Aust companies gaining access to SVB funds
Several ASX-listed corporations say they've been able to access their funds at Silicon Valley Bank after an uncomfortable few days following the US bank's collapse over the weekend.
Enero Group said on Wednesday it had "successfully secured" the US$7.82 million the creative agency had on deposit with SVB, with the funds now held "at a major US financial institution".
Life360 said on Wednesday it was able to gained access to its funds in SVB accounts on Monday, US time, and was transacting normally.
The San Francisco area-based software company had $US6.1 million in cash with SVB. The bank was also the custodian of $US75.4m of Life360's funds in money market mutual funds managed by other companies such as Morgan Stanley. Those funds weren't at risk, but over the weekend it wasn't immediately clear how quickly Life360 would have access to them.
Meanwhile SiteMinder said that SVB had confirmed it would honour its $US20 million undrawn revolving credit facility, put in place for contingency purposes. The hotel commerce platform is working with other banks to further broaden its banking arrangements.
The US Securities and Exchange Commission and the Justice Department have both opened investigations into SVB"s collapse, the second-biggest bank failure in US history.

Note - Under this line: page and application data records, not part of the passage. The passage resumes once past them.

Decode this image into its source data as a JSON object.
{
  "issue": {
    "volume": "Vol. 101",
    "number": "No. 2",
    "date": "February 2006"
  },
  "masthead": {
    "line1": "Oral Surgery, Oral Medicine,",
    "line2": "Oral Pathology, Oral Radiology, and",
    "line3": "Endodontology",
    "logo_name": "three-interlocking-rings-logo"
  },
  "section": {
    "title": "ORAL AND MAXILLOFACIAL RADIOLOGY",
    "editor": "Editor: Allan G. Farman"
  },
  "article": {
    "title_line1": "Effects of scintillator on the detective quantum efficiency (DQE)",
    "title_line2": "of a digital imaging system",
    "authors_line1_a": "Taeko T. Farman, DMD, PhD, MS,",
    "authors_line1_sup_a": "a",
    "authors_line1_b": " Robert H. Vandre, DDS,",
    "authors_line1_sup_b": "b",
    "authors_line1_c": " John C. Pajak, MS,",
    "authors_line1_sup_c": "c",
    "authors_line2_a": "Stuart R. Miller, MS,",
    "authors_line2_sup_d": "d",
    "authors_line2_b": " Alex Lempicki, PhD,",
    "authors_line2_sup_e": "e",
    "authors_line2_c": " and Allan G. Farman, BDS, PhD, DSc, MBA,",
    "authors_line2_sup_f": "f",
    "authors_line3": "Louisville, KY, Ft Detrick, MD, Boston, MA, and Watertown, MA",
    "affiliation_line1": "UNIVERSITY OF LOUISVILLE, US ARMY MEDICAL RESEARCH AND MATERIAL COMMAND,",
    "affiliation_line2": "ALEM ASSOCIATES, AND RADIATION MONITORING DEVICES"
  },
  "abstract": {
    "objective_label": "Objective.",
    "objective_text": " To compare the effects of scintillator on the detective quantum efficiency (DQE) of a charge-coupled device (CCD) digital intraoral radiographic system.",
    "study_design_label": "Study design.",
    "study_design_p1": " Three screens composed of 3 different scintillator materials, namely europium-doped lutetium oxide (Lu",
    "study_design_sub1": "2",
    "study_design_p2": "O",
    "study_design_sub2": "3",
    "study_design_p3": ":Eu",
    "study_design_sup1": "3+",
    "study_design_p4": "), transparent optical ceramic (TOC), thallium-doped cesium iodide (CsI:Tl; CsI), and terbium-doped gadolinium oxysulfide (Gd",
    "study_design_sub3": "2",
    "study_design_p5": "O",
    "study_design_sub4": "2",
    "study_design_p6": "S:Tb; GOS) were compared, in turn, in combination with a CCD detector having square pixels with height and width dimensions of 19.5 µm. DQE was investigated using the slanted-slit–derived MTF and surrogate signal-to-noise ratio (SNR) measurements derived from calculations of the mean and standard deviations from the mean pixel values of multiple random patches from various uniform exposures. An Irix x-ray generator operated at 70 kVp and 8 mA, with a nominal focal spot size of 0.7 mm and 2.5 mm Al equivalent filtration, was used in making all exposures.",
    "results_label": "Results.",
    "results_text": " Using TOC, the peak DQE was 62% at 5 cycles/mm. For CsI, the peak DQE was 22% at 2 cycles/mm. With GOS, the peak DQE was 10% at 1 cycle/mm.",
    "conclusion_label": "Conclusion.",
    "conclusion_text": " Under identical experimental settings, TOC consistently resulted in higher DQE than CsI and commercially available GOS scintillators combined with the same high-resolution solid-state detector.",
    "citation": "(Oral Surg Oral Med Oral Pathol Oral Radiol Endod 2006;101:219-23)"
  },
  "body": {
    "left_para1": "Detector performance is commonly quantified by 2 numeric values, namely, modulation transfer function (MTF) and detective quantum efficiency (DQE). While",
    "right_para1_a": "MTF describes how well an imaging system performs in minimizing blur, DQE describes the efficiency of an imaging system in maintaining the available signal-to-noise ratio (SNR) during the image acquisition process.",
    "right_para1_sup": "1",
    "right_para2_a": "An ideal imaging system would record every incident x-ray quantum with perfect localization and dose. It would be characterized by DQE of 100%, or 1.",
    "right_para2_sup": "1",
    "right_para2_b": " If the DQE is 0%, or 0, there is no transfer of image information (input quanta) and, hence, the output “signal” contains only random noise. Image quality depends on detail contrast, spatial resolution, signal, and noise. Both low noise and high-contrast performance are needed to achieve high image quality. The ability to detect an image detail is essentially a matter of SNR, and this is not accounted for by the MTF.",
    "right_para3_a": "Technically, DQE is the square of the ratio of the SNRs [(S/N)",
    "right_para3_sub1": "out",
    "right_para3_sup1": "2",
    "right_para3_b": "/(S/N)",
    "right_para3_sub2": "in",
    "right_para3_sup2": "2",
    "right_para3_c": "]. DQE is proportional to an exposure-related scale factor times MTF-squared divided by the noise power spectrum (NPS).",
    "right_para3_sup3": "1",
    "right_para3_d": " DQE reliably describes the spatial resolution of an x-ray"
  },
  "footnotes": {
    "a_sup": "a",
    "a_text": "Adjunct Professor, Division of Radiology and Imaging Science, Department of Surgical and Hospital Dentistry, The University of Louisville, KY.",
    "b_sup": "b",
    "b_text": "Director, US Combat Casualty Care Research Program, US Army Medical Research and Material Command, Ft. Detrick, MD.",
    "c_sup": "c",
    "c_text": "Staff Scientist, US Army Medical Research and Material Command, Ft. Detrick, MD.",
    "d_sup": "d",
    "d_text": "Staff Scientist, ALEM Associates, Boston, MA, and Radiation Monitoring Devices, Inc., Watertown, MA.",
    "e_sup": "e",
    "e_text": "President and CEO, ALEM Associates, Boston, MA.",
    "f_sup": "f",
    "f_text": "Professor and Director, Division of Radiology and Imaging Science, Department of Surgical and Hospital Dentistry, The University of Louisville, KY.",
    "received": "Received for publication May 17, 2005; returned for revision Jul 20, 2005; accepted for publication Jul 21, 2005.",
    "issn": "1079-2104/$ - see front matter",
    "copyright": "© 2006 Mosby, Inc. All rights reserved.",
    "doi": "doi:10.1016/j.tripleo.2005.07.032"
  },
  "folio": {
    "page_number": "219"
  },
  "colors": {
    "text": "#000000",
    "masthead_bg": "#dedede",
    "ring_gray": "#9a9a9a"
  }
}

The US Treasury, the Federal Reserve and the Federal Deposit Insurance Corporation announced on Monday morning, Australia time, that all of SVB's customers would have access to their funds, even those with deposits exceeding the $US250,000 federal insurance threshold.
"We are open for business and are hard at work bringing all systems and solutions back online to support you," Tim Mayopoulos, the newly appointed CEO of what is now known as Silicon Valley Bridge Bank, said in an update on the bank's website on Tuesday.
"We are making new loans and fully honouring existing credit facilities."